It’s true that black people comprise 13% of the U.S. population. But that’s not what matters. The Supreme Court has rejected the “‘completely unrealistic’ assumption that minorities will choose a particular trade in lockstep proportion to their representation in the local population.” (See Richmond v. J.A. Croson Co. (1989)).

Moreover, the “manifest imbalance” excuse for using race only applies under the Civil Rights Act. It doesn’t apply under 42 U.S.C 1981, which bans some racial discrimination that the Civil Rights Act permits.

42 U.S.C. 1981 would let an institution use race to remedy its own recent, widespread, intentional discrimination (whether actually proven, or just “prima facie” evidence of such discrimination).

But there is no sign of widespread discrimination against black people by Microsoft. Indeed, Microsoft boasts of its “diversity and inclusion (D&I) momentum from the past five years,” due to its aggressive efforts to recruit black employees and contractors.

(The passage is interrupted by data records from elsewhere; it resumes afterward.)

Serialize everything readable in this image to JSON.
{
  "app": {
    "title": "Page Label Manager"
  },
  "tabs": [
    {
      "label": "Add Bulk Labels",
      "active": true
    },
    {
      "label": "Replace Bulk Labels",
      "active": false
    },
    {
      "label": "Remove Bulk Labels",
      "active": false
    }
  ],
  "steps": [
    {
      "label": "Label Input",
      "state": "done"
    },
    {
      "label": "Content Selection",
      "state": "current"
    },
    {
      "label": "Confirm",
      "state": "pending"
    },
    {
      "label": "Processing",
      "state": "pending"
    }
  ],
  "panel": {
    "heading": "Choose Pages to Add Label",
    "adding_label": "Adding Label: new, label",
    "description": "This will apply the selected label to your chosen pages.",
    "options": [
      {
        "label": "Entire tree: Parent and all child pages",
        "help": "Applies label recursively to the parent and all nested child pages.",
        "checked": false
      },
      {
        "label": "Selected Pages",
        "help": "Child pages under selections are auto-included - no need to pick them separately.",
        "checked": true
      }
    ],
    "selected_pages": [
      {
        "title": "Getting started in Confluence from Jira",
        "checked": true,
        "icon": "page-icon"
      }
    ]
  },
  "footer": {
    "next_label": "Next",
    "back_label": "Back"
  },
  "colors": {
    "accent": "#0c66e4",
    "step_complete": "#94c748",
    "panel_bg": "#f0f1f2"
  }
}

Moreover, Microsoft’s systematic goal of doubling senior black employees and contractors constitutes an illegal racial quota — even if it is not expected to be achieved for years. Any technique that “induces an employer to hire with an eye toward meeting [a] numerical target” is considered an illegal quota, even if it’s called a “goal” rather than “quota.” That’s what a court explained, in striking down an agency’s diversity hiring “goals” — even though failure to meet the goals only triggered audits, not necessarily penalties. (See Lutheran Church–Missouri Synod v. FCC (1998)).

Even if some black employee at Microsoft legitimately feels slighted or discriminated against, that is not reason enough for Microsoft to adopt racial quotas. The kind of discrimination that can justify race-based affirmative action is a “systemic pattern of discrimination,” not just “individual claims of discrimination.” (See Coral Construction Co. v. King County (1991)).

Individual instances of discrimination are supposed to be remedied by making things right with the victim, not discriminating in favor of the victim’s entire race.

Moreover, even if blacks are less well-represented in the senior ranks of Microsoft than they are in its bottom ranks, that doesn’t show discrimination against black people. The qualifications for a senior employee are very different than for an entry-level employee. (See Wards Cove Packing Co. v. Atonio (1989)).

Hans Bader

Hans Bader

Hans Bader practices law in Washington, D.C. After studying economics and history at the University of Virginia and law at Harvard, he practiced civil-rights, international-trade, and constitutional law. He also once worked in the Education Department. Hans writes for CNSNews.com and has appeared on C-SPAN’s “Washington Journal.”